Soufflés have been a symbol of culinary prowess for years. These deceptively simple, airy delights are a testament to the magic of baking. But how does one conjure up this magic at home? Let's decode the art of baking a perfect soufflé.
Ingredients for a perfect soufflé
The beauty of a soufflé lies in its simplicity. You just need a handful of ingredients to make a basic soufflé. Here's a list of what you need:
- Flavorings (like chocolate, cheese, etc.)
Understanding the soufflé baking process
The secret to a good soufflé is in the eggs. The yolks and whites are separated and beaten separately, with the yolks providing richness and the whites providing lift. Here's a basic rundown of the process:
- Make a basic roux with butter and flour.
- Add milk to create a béchamel sauce.
- Incorporate flavorings and egg yolks into the béchamel.
- Beat egg whites until stiff peaks form.
- Gently fold the egg whites into the béchamel mixture.
- Pour the mixture into a soufflé dish and bake.
Tips to bake perfect soufflés
Baking a soufflé is as much about technique as it is about ingredients. Here are some tips to help you bake the perfect soufflé:
Choose the right ingredients: Use fresh eggs for a lighter, airier soufflé. And when it comes to flavorings, the possibilities are endless. You can make a savory cheese soufflé, a decadent chocolate soufflé, or even an exotic passion fruit soufflé.
Beat the egg whites properly: The key to a rise in your soufflé is the egg whites. Beat them until they form stiff peaks, but be careful not to overbeat as it can make the soufflé dry.
Gently fold in the egg whites: Be gentle when mixing the egg whites into the béchamel. The goal is to keep as much air in the mixture as possible.
Don’t open the oven: Resist the urge to open the oven door while your soufflé is baking. The sudden change in temperature can cause the soufflé to collapse.
Common soufflé baking mistakes
Even experienced bakers can make mistakes when baking a soufflé. Here are some of the most common ones:
Overbeating the egg whites: This can result in a soufflé that is dry and grainy rather than light and fluffy.
Underbeating the egg whites: If the egg whites are not beaten enough, they will not provide enough lift and the soufflé will not rise properly.
Not greasing the dish properly: A properly greased dish helps the soufflé climb up the sides and rise.
Opening the oven too soon: The sudden change in temperature can cause the soufflé to fall.
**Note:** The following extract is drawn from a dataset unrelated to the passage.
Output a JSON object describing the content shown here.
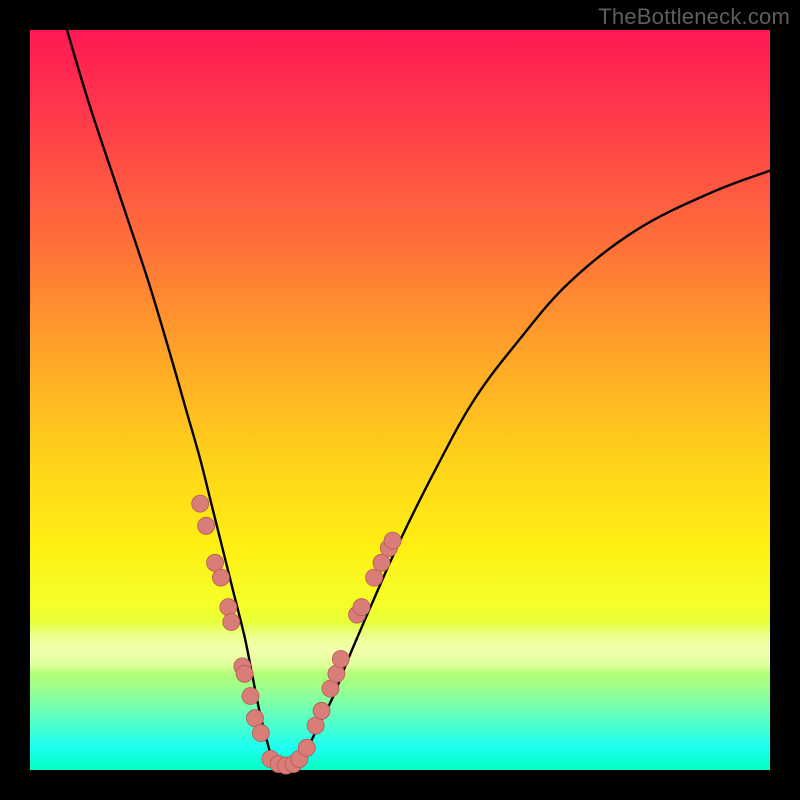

With a bit of practice, baking a perfect soufflé is well within your grasp. So why not give it a try? You might just discover the magic of baking a perfect soufflé for yourself.